The announcement follows reports that Morrisons is in talks with Ocado over plans to share the online retailer's warehouse capacity and technological expertise.
Under the terms of the deal being discussed, Morrisons would pay to use part of Ocado's new distribution centre in Dordon, north Warwickshire, and would harness Ocado's acknowledged digital technology expertise to build its customer-facing website.
Morrisons said the outcome of the discussions would have no bearing on the launch of its web food offer by January 2014.
In a statement Morrisons confirmed its intention to move into the online grocery market and said it was in discussions with Ocado as part of the “implementation of the strategy for entering that market” but that the launch of the service is not dependent on the outcome. Talks are focussing on using Ocado’s “intellectual property and operating knowledge”.

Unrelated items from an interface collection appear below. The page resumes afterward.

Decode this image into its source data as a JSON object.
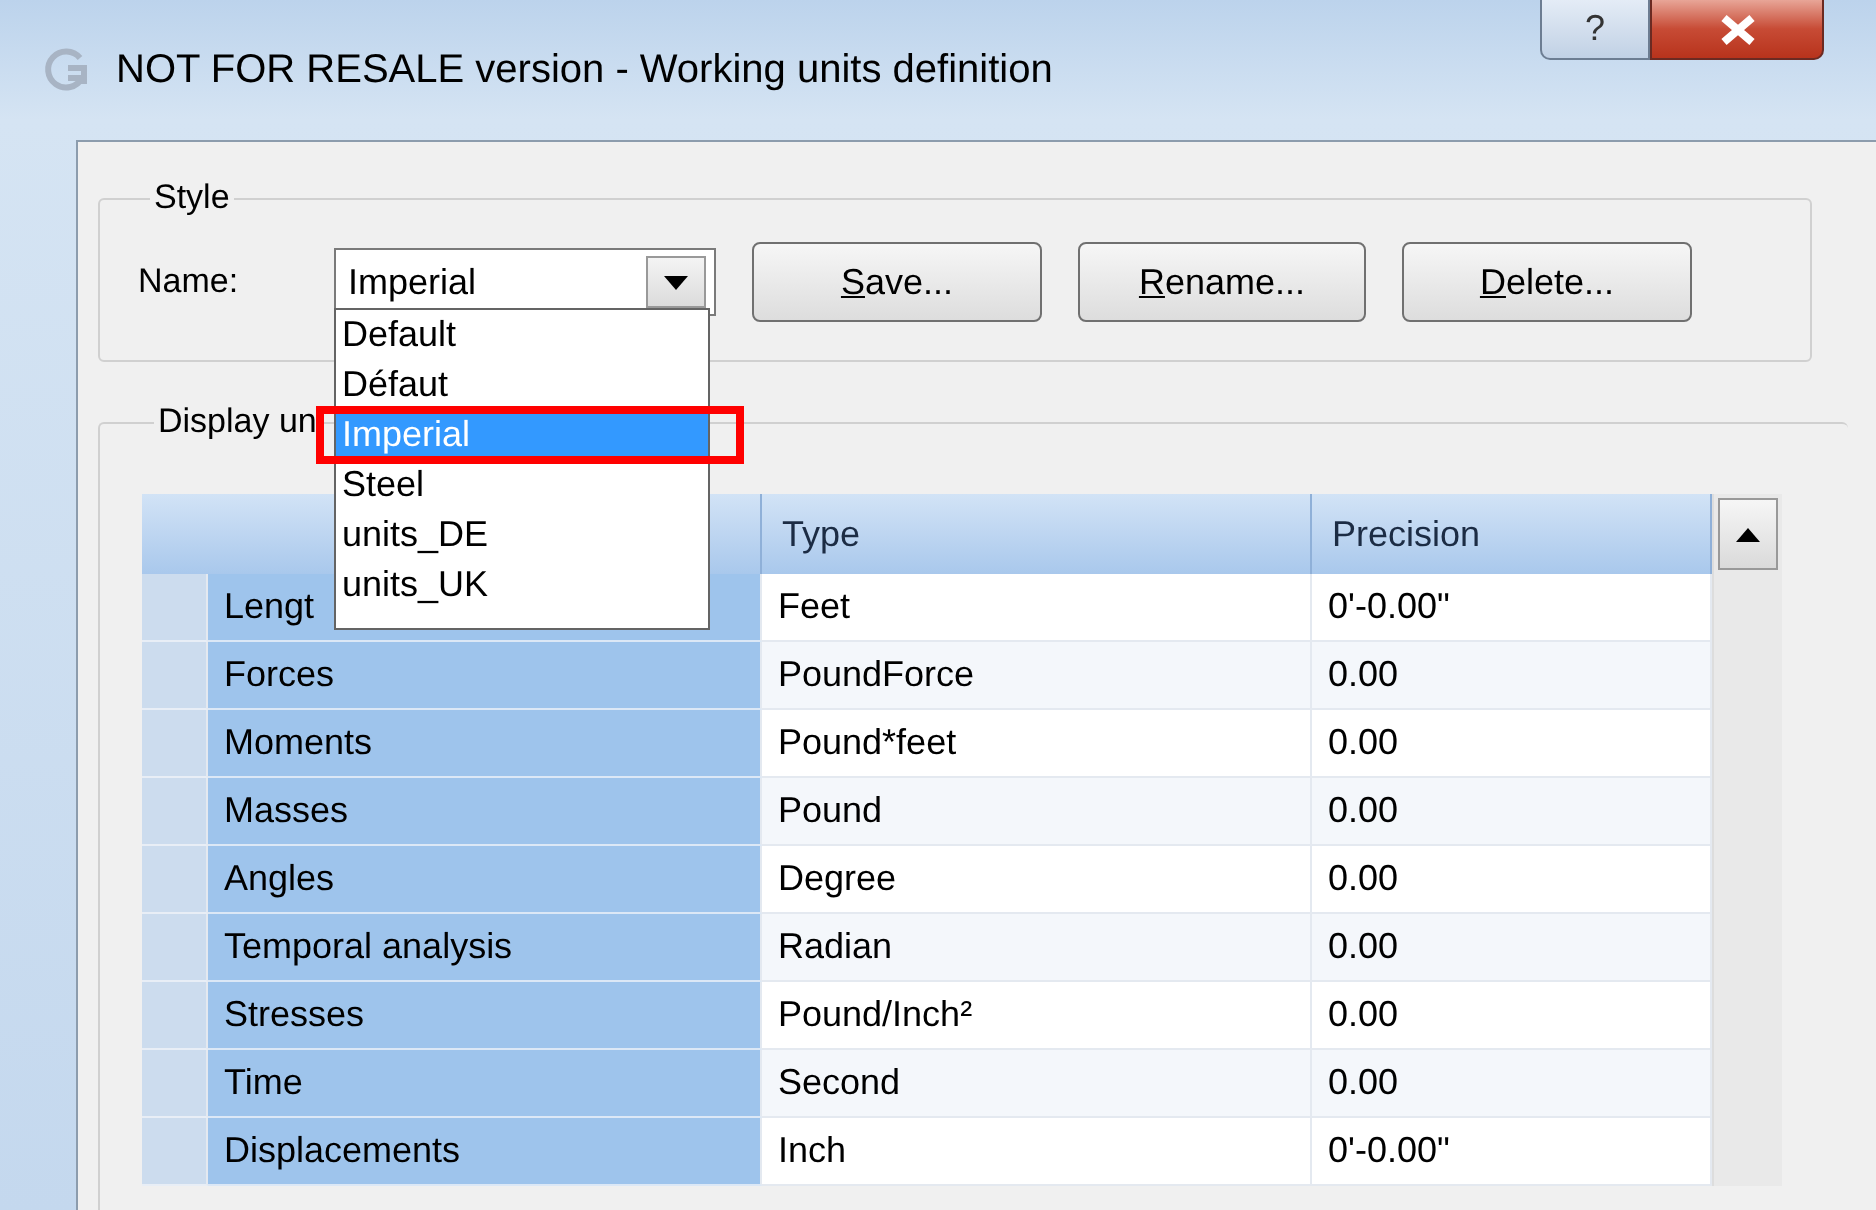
{
  "window": {
    "title": "NOT FOR RESALE version - Working units definition",
    "help_button": "?"
  },
  "style_group": {
    "title": "Style",
    "name_label": "Name:",
    "combo_value": "Imperial",
    "buttons": [
      {
        "label": "Save..."
      },
      {
        "label": "Rename..."
      },
      {
        "label": "Delete..."
      }
    ]
  },
  "dropdown": {
    "highlight_frame": true,
    "items": [
      {
        "label": "Default",
        "selected": false
      },
      {
        "label": "Défaut",
        "selected": false
      },
      {
        "label": "Imperial",
        "selected": true
      },
      {
        "label": "Steel",
        "selected": false
      },
      {
        "label": "units_DE",
        "selected": false
      },
      {
        "label": "units_UK",
        "selected": false
      }
    ]
  },
  "units_group": {
    "title": "Display un",
    "table": {
      "columns": [
        "Type",
        "Precision"
      ],
      "rows": [
        {
          "name": "Lengt",
          "type": "Feet",
          "precision": "0'-0.00\""
        },
        {
          "name": "Forces",
          "type": "PoundForce",
          "precision": "0.00"
        },
        {
          "name": "Moments",
          "type": "Pound*feet",
          "precision": "0.00"
        },
        {
          "name": "Masses",
          "type": "Pound",
          "precision": "0.00"
        },
        {
          "name": "Angles",
          "type": "Degree",
          "precision": "0.00"
        },
        {
          "name": "Temporal analysis",
          "type": "Radian",
          "precision": "0.00"
        },
        {
          "name": "Stresses",
          "type": "Pound/Inch²",
          "precision": "0.00"
        },
        {
          "name": "Time",
          "type": "Second",
          "precision": "0.00"
        },
        {
          "name": "Displacements",
          "type": "Inch",
          "precision": "0'-0.00\""
        }
      ]
    }
  }
}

Morrsons has so far refused to give more details on plans for the online food service.
Unlike the other grocers that make up Britain's so called "big four" - market leader Tesco, Wal-Mart's Asda and Sainsbury’s - only Morrisons currently does not have a website for the home delivery of food.
Morrisons confirmed its first fall in profits for six years but also plans to launch online in 2014 as it attempts to catch up with rivals.
The supermarket chain's chief executive Dalton Philips had pledged to drive a turnaround after sales plunged over the crucial Christmas trading period.
The dip contributed to a 7% fall in pre-tax profits to £879m - with like-for-like sales down 2.1% in the year to February 3.
Morrison’s like-for-like sales fell by 2.5% over the festive season - compared to a 1.8% increase for Tesco, which had itself previously been struggling.
Philips admitted Morrisons had not done enough to communicate its promotions and suffered because it still lacked a meaningful presence in the two fastest growing sectors of the market - online and convenience.
It has also lagged behind in the roll-out of convenience stores. However, since Christmas Morrisons has bought dozens of sites from collapsed chains HMV, Blockbuster and Jessops which it plans to bring under a 'Morrisons M Local' brand.